Data records for software interfaces
*** Begin section ***
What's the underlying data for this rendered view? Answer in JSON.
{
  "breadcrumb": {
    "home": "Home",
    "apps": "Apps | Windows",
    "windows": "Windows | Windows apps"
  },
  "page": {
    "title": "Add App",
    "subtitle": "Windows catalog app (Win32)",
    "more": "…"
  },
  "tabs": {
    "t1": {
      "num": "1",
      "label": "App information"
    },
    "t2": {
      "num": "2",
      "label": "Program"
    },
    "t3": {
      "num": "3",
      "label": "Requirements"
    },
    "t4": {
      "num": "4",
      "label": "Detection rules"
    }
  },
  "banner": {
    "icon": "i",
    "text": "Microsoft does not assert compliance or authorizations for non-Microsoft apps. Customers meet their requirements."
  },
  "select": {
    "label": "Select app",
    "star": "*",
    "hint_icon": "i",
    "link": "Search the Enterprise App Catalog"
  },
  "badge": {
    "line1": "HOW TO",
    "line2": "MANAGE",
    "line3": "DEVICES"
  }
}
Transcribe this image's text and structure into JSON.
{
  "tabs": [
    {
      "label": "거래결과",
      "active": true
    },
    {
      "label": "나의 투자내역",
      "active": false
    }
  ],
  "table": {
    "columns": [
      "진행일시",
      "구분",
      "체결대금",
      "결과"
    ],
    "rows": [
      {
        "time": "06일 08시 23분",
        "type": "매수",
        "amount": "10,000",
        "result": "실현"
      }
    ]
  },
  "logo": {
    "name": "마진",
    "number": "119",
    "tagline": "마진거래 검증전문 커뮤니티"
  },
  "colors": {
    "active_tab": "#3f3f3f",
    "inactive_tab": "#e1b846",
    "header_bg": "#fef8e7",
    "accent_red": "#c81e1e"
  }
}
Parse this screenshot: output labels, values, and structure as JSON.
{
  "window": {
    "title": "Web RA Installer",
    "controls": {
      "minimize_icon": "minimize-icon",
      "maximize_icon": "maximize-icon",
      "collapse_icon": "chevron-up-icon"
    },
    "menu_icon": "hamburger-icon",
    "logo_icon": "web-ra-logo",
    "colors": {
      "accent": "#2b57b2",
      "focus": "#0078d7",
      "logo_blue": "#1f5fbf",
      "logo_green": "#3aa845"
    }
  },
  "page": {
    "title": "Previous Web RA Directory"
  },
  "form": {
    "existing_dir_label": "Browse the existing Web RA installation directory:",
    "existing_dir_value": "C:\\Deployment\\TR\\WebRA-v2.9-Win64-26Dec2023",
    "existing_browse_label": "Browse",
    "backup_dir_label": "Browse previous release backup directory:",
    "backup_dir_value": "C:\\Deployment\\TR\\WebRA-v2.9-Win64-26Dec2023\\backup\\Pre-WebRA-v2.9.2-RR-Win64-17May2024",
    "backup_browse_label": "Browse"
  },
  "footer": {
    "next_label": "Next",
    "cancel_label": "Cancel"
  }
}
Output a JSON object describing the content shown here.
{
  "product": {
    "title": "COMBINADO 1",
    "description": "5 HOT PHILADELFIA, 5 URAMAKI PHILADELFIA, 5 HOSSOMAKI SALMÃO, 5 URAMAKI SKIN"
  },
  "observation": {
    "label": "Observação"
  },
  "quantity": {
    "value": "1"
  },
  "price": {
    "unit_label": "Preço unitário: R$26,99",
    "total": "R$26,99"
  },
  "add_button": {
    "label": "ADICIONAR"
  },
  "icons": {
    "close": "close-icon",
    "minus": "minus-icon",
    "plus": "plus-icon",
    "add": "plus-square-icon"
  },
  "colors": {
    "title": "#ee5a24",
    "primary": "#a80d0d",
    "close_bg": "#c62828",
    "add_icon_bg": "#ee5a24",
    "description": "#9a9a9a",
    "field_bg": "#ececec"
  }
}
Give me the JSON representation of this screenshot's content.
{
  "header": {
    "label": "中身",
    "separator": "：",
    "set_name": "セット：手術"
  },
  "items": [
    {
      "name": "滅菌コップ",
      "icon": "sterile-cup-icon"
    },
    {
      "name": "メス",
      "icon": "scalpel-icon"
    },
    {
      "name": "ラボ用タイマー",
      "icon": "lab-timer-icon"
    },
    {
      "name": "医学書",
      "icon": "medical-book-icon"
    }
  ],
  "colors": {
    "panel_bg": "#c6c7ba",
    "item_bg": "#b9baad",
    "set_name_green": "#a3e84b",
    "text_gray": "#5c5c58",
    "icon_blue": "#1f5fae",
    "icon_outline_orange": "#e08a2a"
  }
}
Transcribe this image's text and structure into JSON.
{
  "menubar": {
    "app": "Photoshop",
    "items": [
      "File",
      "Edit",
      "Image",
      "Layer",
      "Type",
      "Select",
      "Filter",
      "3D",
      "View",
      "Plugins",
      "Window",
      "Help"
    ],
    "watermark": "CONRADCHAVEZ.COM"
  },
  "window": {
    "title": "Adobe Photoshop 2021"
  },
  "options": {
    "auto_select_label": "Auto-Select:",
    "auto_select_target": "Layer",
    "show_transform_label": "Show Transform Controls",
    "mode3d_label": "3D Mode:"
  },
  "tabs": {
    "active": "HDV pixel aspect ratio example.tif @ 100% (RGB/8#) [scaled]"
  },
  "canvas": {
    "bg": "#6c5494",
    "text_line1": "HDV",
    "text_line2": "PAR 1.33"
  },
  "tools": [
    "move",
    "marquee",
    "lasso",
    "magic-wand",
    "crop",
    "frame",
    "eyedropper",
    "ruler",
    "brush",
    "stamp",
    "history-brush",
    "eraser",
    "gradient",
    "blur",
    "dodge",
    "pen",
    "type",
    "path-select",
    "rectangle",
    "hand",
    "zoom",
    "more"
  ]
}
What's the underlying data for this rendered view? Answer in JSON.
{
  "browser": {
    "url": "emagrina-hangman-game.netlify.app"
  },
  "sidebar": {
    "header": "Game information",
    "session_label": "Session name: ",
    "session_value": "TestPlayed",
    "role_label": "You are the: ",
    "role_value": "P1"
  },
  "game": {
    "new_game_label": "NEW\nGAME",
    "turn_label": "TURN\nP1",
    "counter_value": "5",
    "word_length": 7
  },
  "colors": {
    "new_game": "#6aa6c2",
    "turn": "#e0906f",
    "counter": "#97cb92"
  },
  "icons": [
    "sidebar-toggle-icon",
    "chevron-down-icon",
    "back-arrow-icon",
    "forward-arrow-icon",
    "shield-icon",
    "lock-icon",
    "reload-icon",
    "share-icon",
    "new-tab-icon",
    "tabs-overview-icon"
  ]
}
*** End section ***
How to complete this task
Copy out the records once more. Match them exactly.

Your response
What's the underlying data for this rendered view? Answer in JSON.
{
  "breadcrumb": {
    "home": "Home",
    "apps": "Apps | Windows",
    "windows": "Windows | Windows apps"
  },
  "page": {
    "title": "Add App",
    "subtitle": "Windows catalog app (Win32)",
    "more": "…"
  },
  "tabs": {
    "t1": {
      "num": "1",
      "label": "App information"
    },
    "t2": {
      "num": "2",
      "label": "Program"
    },
    "t3": {
      "num": "3",
      "label": "Requirements"
    },
    "t4": {
      "num": "4",
      "label": "Detection rules"
    }
  },
  "banner": {
    "icon": "i",
    "text": "Microsoft does not assert compliance or authorizations for non-Microsoft apps. Customers meet their requirements."
  },
  "select": {
    "label": "Select app",
    "star": "*",
    "hint_icon": "i",
    "link": "Search the Enterprise App Catalog"
  },
  "badge": {
    "line1": "HOW TO",
    "line2": "MANAGE",
    "line3": "DEVICES"
  }
}
Transcribe this image's text and structure into JSON.
{
  "tabs": [
    {
      "label": "거래결과",
      "active": true
    },
    {
      "label": "나의 투자내역",
      "active": false
    }
  ],
  "table": {
    "columns": [
      "진행일시",
      "구분",
      "체결대금",
      "결과"
    ],
    "rows": [
      {
        "time": "06일 08시 23분",
        "type": "매수",
        "amount": "10,000",
        "result": "실현"
      }
    ]
  },
  "logo": {
    "name": "마진",
    "number": "119",
    "tagline": "마진거래 검증전문 커뮤니티"
  },
  "colors": {
    "active_tab": "#3f3f3f",
    "inactive_tab": "#e1b846",
    "header_bg": "#fef8e7",
    "accent_red": "#c81e1e"
  }
}
Parse this screenshot: output labels, values, and structure as JSON.
{
  "window": {
    "title": "Web RA Installer",
    "controls": {
      "minimize_icon": "minimize-icon",
      "maximize_icon": "maximize-icon",
      "collapse_icon": "chevron-up-icon"
    },
    "menu_icon": "hamburger-icon",
    "logo_icon": "web-ra-logo",
    "colors": {
      "accent": "#2b57b2",
      "focus": "#0078d7",
      "logo_blue": "#1f5fbf",
      "logo_green": "#3aa845"
    }
  },
  "page": {
    "title": "Previous Web RA Directory"
  },
  "form": {
    "existing_dir_label": "Browse the existing Web RA installation directory:",
    "existing_dir_value": "C:\\Deployment\\TR\\WebRA-v2.9-Win64-26Dec2023",
    "existing_browse_label": "Browse",
    "backup_dir_label": "Browse previous release backup directory:",
    "backup_dir_value": "C:\\Deployment\\TR\\WebRA-v2.9-Win64-26Dec2023\\backup\\Pre-WebRA-v2.9.2-RR-Win64-17May2024",
    "backup_browse_label": "Browse"
  },
  "footer": {
    "next_label": "Next",
    "cancel_label": "Cancel"
  }
}
Output a JSON object describing the content shown here.
{
  "product": {
    "title": "COMBINADO 1",
    "description": "5 HOT PHILADELFIA, 5 URAMAKI PHILADELFIA, 5 HOSSOMAKI SALMÃO, 5 URAMAKI SKIN"
  },
  "observation": {
    "label": "Observação"
  },
  "quantity": {
    "value": "1"
  },
  "price": {
    "unit_label": "Preço unitário: R$26,99",
    "total": "R$26,99"
  },
  "add_button": {
    "label": "ADICIONAR"
  },
  "icons": {
    "close": "close-icon",
    "minus": "minus-icon",
    "plus": "plus-icon",
    "add": "plus-square-icon"
  },
  "colors": {
    "title": "#ee5a24",
    "primary": "#a80d0d",
    "close_bg": "#c62828",
    "add_icon_bg": "#ee5a24",
    "description": "#9a9a9a",
    "field_bg": "#ececec"
  }
}
Give me the JSON representation of this screenshot's content.
{
  "header": {
    "label": "中身",
    "separator": "：",
    "set_name": "セット：手術"
  },
  "items": [
    {
      "name": "滅菌コップ",
      "icon": "sterile-cup-icon"
    },
    {
      "name": "メス",
      "icon": "scalpel-icon"
    },
    {
      "name": "ラボ用タイマー",
      "icon": "lab-timer-icon"
    },
    {
      "name": "医学書",
      "icon": "medical-book-icon"
    }
  ],
  "colors": {
    "panel_bg": "#c6c7ba",
    "item_bg": "#b9baad",
    "set_name_green": "#a3e84b",
    "text_gray": "#5c5c58",
    "icon_blue": "#1f5fae",
    "icon_outline_orange": "#e08a2a"
  }
}
Transcribe this image's text and structure into JSON.
{
  "menubar": {
    "app": "Photoshop",
    "items": [
      "File",
      "Edit",
      "Image",
      "Layer",
      "Type",
      "Select",
      "Filter",
      "3D",
      "View",
      "Plugins",
      "Window",
      "Help"
    ],
    "watermark": "CONRADCHAVEZ.COM"
  },
  "window": {
    "title": "Adobe Photoshop 2021"
  },
  "options": {
    "auto_select_label": "Auto-Select:",
    "auto_select_target": "Layer",
    "show_transform_label": "Show Transform Controls",
    "mode3d_label": "3D Mode:"
  },
  "tabs": {
    "active": "HDV pixel aspect ratio example.tif @ 100% (RGB/8#) [scaled]"
  },
  "canvas": {
    "bg": "#6c5494",
    "text_line1": "HDV",
    "text_line2": "PAR 1.33"
  },
  "tools": [
    "move",
    "marquee",
    "lasso",
    "magic-wand",
    "crop",
    "frame",
    "eyedropper",
    "ruler",
    "brush",
    "stamp",
    "history-brush",
    "eraser",
    "gradient",
    "blur",
    "dodge",
    "pen",
    "type",
    "path-select",
    "rectangle",
    "hand",
    "zoom",
    "more"
  ]
}
What's the underlying data for this rendered view? Answer in JSON.
{
  "browser": {
    "url": "emagrina-hangman-game.netlify.app"
  },
  "sidebar": {
    "header": "Game information",
    "session_label": "Session name: ",
    "session_value": "TestPlayed",
    "role_label": "You are the: ",
    "role_value": "P1"
  },
  "game": {
    "new_game_label": "NEW\nGAME",
    "turn_label": "TURN\nP1",
    "counter_value": "5",
    "word_length": 7
  },
  "colors": {
    "new_game": "#6aa6c2",
    "turn": "#e0906f",
    "counter": "#97cb92"
  },
  "icons": [
    "sidebar-toggle-icon",
    "chevron-down-icon",
    "back-arrow-icon",
    "forward-arrow-icon",
    "shield-icon",
    "lock-icon",
    "reload-icon",
    "share-icon",
    "new-tab-icon",
    "tabs-overview-icon"
  ]
}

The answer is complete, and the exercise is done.